4.5 Field Placement in an Employing Agency

Students may be approved for field placement in an agency where they are or have been employed if the agency is able to confirm they can provide:

  1. substantial learning opportunities that are specifically related to all identified competencies for Berkeley MSW field education requirements, and that are equivalent to those available at approved internship sites outside of the student’s employment; and

  2. a qualified Field Instructor who can dedicate the time required for educational supervision.

Approval of employment setting-based field placement is not automatic. Students seeking to complete a field placement in an employment setting must collaborate with their employing agency and assigned Field Consultant faculty or the Chair of Field Education to develop and submit a written request that:

  1. Proposes an appropriate MSW field education internship portion of employment that meets all Berkeley MSW field education standards and requirements

  2. Identifies the qualified field instructor.

  3. Proposes an appropriate field placement internship schedule.

  4. Identifies new or enhanced tasks or project assignments that are separate from regular, day-to-day employment duties and that map directly to all identified competencies for the field education program.

  5. Anticipates problems and identify resolution strategies in advance.

Supporting materials for an employing agency-based field placement typically include the student’s resume and a copy of their current job description.

The Chair of Field Education is responsible for evaluating and approving requests for employment-based field placements and determining if the proposed placement arrangement meets all standards and requirements for the Berkeley MSW field education program. As part of this determination process, field program faculty and administrators typically meet with the student to review the proposal, and confirm the student’s understanding of the educational costs and benefits of this arrangement vis-à-vis other available field placement opportunities. Students may also be asked to interview concurrently for other types of field placements so that they can fully consider the comparable educational benefits of all potential MSW field education placement opportunities.

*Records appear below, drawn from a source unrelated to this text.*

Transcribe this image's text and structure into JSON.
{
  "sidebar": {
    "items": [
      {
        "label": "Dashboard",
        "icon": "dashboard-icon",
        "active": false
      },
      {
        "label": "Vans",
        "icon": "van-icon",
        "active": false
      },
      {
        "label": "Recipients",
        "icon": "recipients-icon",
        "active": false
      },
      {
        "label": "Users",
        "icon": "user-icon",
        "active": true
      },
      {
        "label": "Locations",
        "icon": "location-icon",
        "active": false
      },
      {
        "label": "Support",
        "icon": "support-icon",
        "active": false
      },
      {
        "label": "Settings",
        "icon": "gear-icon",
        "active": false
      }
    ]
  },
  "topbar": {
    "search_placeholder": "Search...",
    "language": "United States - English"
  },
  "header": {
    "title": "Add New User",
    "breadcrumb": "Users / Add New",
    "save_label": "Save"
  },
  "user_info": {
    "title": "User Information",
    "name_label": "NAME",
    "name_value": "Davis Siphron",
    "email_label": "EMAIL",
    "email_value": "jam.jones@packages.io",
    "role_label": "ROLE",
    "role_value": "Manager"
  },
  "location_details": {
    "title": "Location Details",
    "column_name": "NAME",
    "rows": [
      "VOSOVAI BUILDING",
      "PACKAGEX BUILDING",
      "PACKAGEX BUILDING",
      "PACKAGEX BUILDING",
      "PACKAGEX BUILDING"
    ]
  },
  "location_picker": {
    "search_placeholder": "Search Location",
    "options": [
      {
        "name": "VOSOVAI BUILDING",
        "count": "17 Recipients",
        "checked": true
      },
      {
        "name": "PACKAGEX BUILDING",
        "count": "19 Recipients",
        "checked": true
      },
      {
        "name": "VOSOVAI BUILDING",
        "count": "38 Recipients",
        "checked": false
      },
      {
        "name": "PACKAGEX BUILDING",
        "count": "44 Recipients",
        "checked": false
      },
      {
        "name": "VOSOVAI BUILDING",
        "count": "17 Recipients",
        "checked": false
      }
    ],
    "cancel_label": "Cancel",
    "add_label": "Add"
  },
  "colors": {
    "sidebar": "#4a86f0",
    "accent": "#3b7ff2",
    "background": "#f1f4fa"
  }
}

Before approving the request, we always confer with the intended agency-based field instructor and program manager to ensure that all educational requirements can be met throughout the intended duration. We offer strategies to protect the students' learning and to separate out educational goals from their employer-based needs. Specifically, we discuss “time walls” between their educational time and their employment time so that there will be an accurate accounting of each and a separate reporting and evaluation relationship for each. Finally, we enlist their commitment to continue the student’s educational internship for the entire length of the intended duration even if employment should cease for whatever reason.

In exceptional circumstances, the Chair of Field Education may approve a student to complete both of their placements in one agency where they are or have also been employed. This generally involves consideration of the student’s career goals, the type of agency, the variation and quality of learning assignments available for both placements, and a comparative analysis of the benefits of other available placements that may enrich and broaden the student’s graduate learning.

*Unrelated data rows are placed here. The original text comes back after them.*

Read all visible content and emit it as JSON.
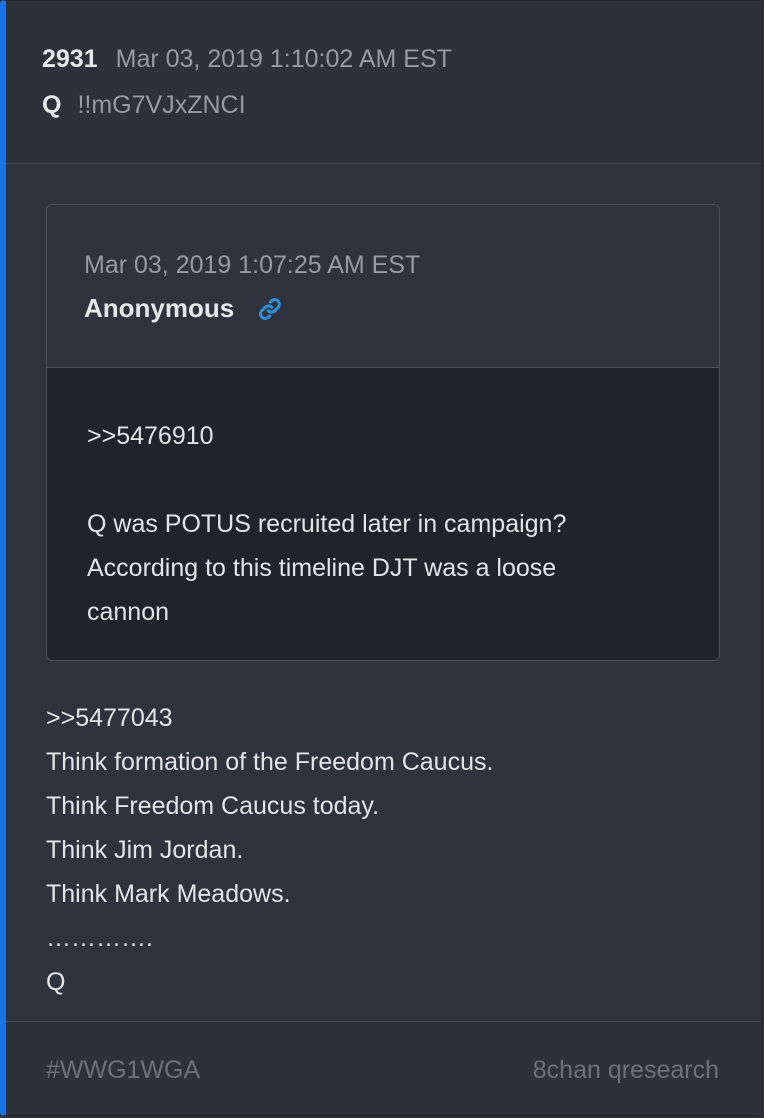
{
  "post": {
    "number": "2931",
    "date": "Mar 03, 2019 1:10:02 AM EST",
    "author": "Q",
    "tripcode": "!!mG7VJxZNCI"
  },
  "quoted": {
    "date": "Mar 03, 2019 1:07:25 AM EST",
    "author": "Anonymous",
    "link_icon": "link-icon",
    "lines": [
      ">>5476910",
      "",
      "Q was POTUS recruited later in campaign?",
      "According to this timeline DJT was a loose",
      "cannon"
    ]
  },
  "body": {
    "lines": [
      ">>5477043",
      "Think formation of the Freedom Caucus.",
      "Think Freedom Caucus today.",
      "Think Jim Jordan.",
      "Think Mark Meadows.",
      "………….",
      "Q"
    ]
  },
  "footer": {
    "hashtag": "#WWG1WGA",
    "source": "8chan qresearch"
  },
  "colors": {
    "accent": "#1a73e8",
    "link": "#2f8fd8",
    "background": "#2e333d",
    "quote_body": "#20232a"
  }
}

If we become aware that field learning tasks or educational supervision are not occurring as planned, we reserve the right to terminate the employer-based placement and to ask the student to complete another educational placement of full length. Although we encourage the agency and the student to make clear agreements about pay and benefits during the internship portion of employment, Berkeley Social Welfare cannot enforce agreements related to employment, only those related to field education standards. With these processes and protections in place, it has been our experience that employment-based field placements can be viable and advantageous in many situations.